Data excerpts
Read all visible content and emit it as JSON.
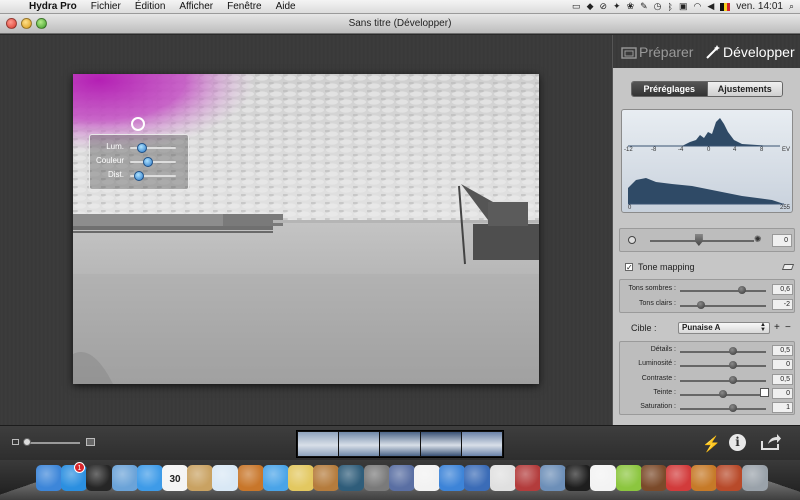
{
  "menubar": {
    "apple_symbol": "",
    "app_name": "Hydra Pro",
    "menus": [
      "Fichier",
      "Édition",
      "Afficher",
      "Fenêtre",
      "Aide"
    ],
    "clock": "ven. 14:01",
    "status_icons": [
      "finder-icon",
      "dropbox-icon",
      "do-not-disturb-icon",
      "growl-icon",
      "paw-icon",
      "evernote-icon",
      "time-machine-icon",
      "bluetooth-icon",
      "display-icon",
      "wifi-icon",
      "volume-icon",
      "flag-belgium-icon",
      "spotlight-icon"
    ],
    "flag_colors": [
      "#111111",
      "#f4d21f",
      "#d3232c"
    ]
  },
  "window": {
    "title": "Sans titre (Développer)"
  },
  "overlay": {
    "sliders": [
      {
        "label": "Lum.",
        "level": 0.25
      },
      {
        "label": "Couleur",
        "level": 0.4
      },
      {
        "label": "Dist.",
        "level": 0.2
      }
    ]
  },
  "mode_tabs": {
    "prepare": "Préparer",
    "develop": "Développer"
  },
  "segmented": {
    "presets": "Préréglages",
    "adjustments": "Ajustements"
  },
  "histogram": {
    "top_ticks": [
      "-12",
      "-8",
      "-4",
      "0",
      "4",
      "8",
      "EV"
    ],
    "bottom_ticks": [
      "0",
      "255"
    ]
  },
  "exposure": {
    "value": "0",
    "level": 0.47
  },
  "tone_mapping": {
    "checked": "✓",
    "label": "Tone mapping",
    "sliders": [
      {
        "label": "Tons sombres :",
        "value": "0,6",
        "level": 0.72
      },
      {
        "label": "Tons clairs :",
        "value": "-2",
        "level": 0.24
      }
    ]
  },
  "target": {
    "label": "Cible :",
    "selected": "Punaise A",
    "add_symbol": "+",
    "remove_symbol": "−"
  },
  "details": {
    "sliders": [
      {
        "label": "Détails :",
        "value": "0,5",
        "level": 0.62
      },
      {
        "label": "Luminosité :",
        "value": "0",
        "level": 0.62
      },
      {
        "label": "Contraste :",
        "value": "0,5",
        "level": 0.62
      },
      {
        "label": "Teinte :",
        "value": "0",
        "level": 0.5
      },
      {
        "label": "Saturation :",
        "value": "1",
        "level": 0.62
      }
    ]
  },
  "bottombar": {
    "info_symbol": "i",
    "bolt_symbol": "⚡",
    "filmstrip_colors": [
      "#8fa3bd",
      "#6f88a8",
      "#4d6588",
      "#3a5275",
      "#6a82a8"
    ]
  },
  "dock": {
    "calendar_date": "30",
    "mail_badge": "1",
    "apps": [
      {
        "name": "finder-icon",
        "color": "#3d86d9"
      },
      {
        "name": "app-store-icon",
        "color": "#2b8fe0"
      },
      {
        "name": "dashboard-icon",
        "color": "#262626"
      },
      {
        "name": "mail-icon",
        "color": "#6ba3d8"
      },
      {
        "name": "safari-icon",
        "color": "#3e9be8"
      },
      {
        "name": "calendar-icon",
        "color": "#f4f4f4"
      },
      {
        "name": "notebook-icon",
        "color": "#c9a262"
      },
      {
        "name": "preview-icon",
        "color": "#d9e8f5"
      },
      {
        "name": "photos-icon",
        "color": "#c8762a"
      },
      {
        "name": "itunes-icon",
        "color": "#4aa4e8"
      },
      {
        "name": "imovie-icon",
        "color": "#e3c860"
      },
      {
        "name": "garageband-icon",
        "color": "#b57c3d"
      },
      {
        "name": "time-machine-icon",
        "color": "#2f5d7a"
      },
      {
        "name": "screenshot-icon",
        "color": "#7a7a7a"
      },
      {
        "name": "xcode-icon",
        "color": "#5a6fa3"
      },
      {
        "name": "textedit-icon",
        "color": "#f2f2f2"
      },
      {
        "name": "pages-icon",
        "color": "#3d84d8"
      },
      {
        "name": "network-icon",
        "color": "#3b6cb7"
      },
      {
        "name": "keynote-icon",
        "color": "#e0e0e0"
      },
      {
        "name": "photo-booth-icon",
        "color": "#b33c3c"
      },
      {
        "name": "iphoto-icon",
        "color": "#6d8fb8"
      },
      {
        "name": "terminal-icon",
        "color": "#1e1e1e"
      },
      {
        "name": "cow-icon",
        "color": "#f3f3f3"
      },
      {
        "name": "drink-icon",
        "color": "#8cc63f"
      },
      {
        "name": "coffee-icon",
        "color": "#7b4a2a"
      },
      {
        "name": "magnet-icon",
        "color": "#d23b3b"
      },
      {
        "name": "lock-icon",
        "color": "#c67a28"
      },
      {
        "name": "reel-icon",
        "color": "#b84a2a"
      },
      {
        "name": "trash-icon",
        "color": "#9aa2aa"
      }
    ]
  }
}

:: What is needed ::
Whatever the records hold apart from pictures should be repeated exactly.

:: Your response ::
Read all visible content and emit it as JSON.
{
  "menubar": {
    "apple_symbol": "",
    "app_name": "Hydra Pro",
    "menus": [
      "Fichier",
      "Édition",
      "Afficher",
      "Fenêtre",
      "Aide"
    ],
    "clock": "ven. 14:01",
    "status_icons": [
      "finder-icon",
      "dropbox-icon",
      "do-not-disturb-icon",
      "growl-icon",
      "paw-icon",
      "evernote-icon",
      "time-machine-icon",
      "bluetooth-icon",
      "display-icon",
      "wifi-icon",
      "volume-icon",
      "flag-belgium-icon",
      "spotlight-icon"
    ],
    "flag_colors": [
      "#111111",
      "#f4d21f",
      "#d3232c"
    ]
  },
  "window": {
    "title": "Sans titre (Développer)"
  },
  "overlay": {
    "sliders": [
      {
        "label": "Lum.",
        "level": 0.25
      },
      {
        "label": "Couleur",
        "level": 0.4
      },
      {
        "label": "Dist.",
        "level": 0.2
      }
    ]
  },
  "mode_tabs": {
    "prepare": "Préparer",
    "develop": "Développer"
  },
  "segmented": {
    "presets": "Préréglages",
    "adjustments": "Ajustements"
  },
  "histogram": {
    "top_ticks": [
      "-12",
      "-8",
      "-4",
      "0",
      "4",
      "8",
      "EV"
    ],
    "bottom_ticks": [
      "0",
      "255"
    ]
  },
  "exposure": {
    "value": "0",
    "level": 0.47
  },
  "tone_mapping": {
    "checked": "✓",
    "label": "Tone mapping",
    "sliders": [
      {
        "label": "Tons sombres :",
        "value": "0,6",
        "level": 0.72
      },
      {
        "label": "Tons clairs :",
        "value": "-2",
        "level": 0.24
      }
    ]
  },
  "target": {
    "label": "Cible :",
    "selected": "Punaise A",
    "add_symbol": "+",
    "remove_symbol": "−"
  },
  "details": {
    "sliders": [
      {
        "label": "Détails :",
        "value": "0,5",
        "level": 0.62
      },
      {
        "label": "Luminosité :",
        "value": "0",
        "level": 0.62
      },
      {
        "label": "Contraste :",
        "value": "0,5",
        "level": 0.62
      },
      {
        "label": "Teinte :",
        "value": "0",
        "level": 0.5
      },
      {
        "label": "Saturation :",
        "value": "1",
        "level": 0.62
      }
    ]
  },
  "bottombar": {
    "info_symbol": "i",
    "bolt_symbol": "⚡",
    "filmstrip_colors": [
      "#8fa3bd",
      "#6f88a8",
      "#4d6588",
      "#3a5275",
      "#6a82a8"
    ]
  },
  "dock": {
    "calendar_date": "30",
    "mail_badge": "1",
    "apps": [
      {
        "name": "finder-icon",
        "color": "#3d86d9"
      },
      {
        "name": "app-store-icon",
        "color": "#2b8fe0"
      },
      {
        "name": "dashboard-icon",
        "color": "#262626"
      },
      {
        "name": "mail-icon",
        "color": "#6ba3d8"
      },
      {
        "name": "safari-icon",
        "color": "#3e9be8"
      },
      {
        "name": "calendar-icon",
        "color": "#f4f4f4"
      },
      {
        "name": "notebook-icon",
        "color": "#c9a262"
      },
      {
        "name": "preview-icon",
        "color": "#d9e8f5"
      },
      {
        "name": "photos-icon",
        "color": "#c8762a"
      },
      {
        "name": "itunes-icon",
        "color": "#4aa4e8"
      },
      {
        "name": "imovie-icon",
        "color": "#e3c860"
      },
      {
        "name": "garageband-icon",
        "color": "#b57c3d"
      },
      {
        "name": "time-machine-icon",
        "color": "#2f5d7a"
      },
      {
        "name": "screenshot-icon",
        "color": "#7a7a7a"
      },
      {
        "name": "xcode-icon",
        "color": "#5a6fa3"
      },
      {
        "name": "textedit-icon",
        "color": "#f2f2f2"
      },
      {
        "name": "pages-icon",
        "color": "#3d84d8"
      },
      {
        "name": "network-icon",
        "color": "#3b6cb7"
      },
      {
        "name": "keynote-icon",
        "color": "#e0e0e0"
      },
      {
        "name": "photo-booth-icon",
        "color": "#b33c3c"
      },
      {
        "name": "iphoto-icon",
        "color": "#6d8fb8"
      },
      {
        "name": "terminal-icon",
        "color": "#1e1e1e"
      },
      {
        "name": "cow-icon",
        "color": "#f3f3f3"
      },
      {
        "name": "drink-icon",
        "color": "#8cc63f"
      },
      {
        "name": "coffee-icon",
        "color": "#7b4a2a"
      },
      {
        "name": "magnet-icon",
        "color": "#d23b3b"
      },
      {
        "name": "lock-icon",
        "color": "#c67a28"
      },
      {
        "name": "reel-icon",
        "color": "#b84a2a"
      },
      {
        "name": "trash-icon",
        "color": "#9aa2aa"
      }
    ]
  }
}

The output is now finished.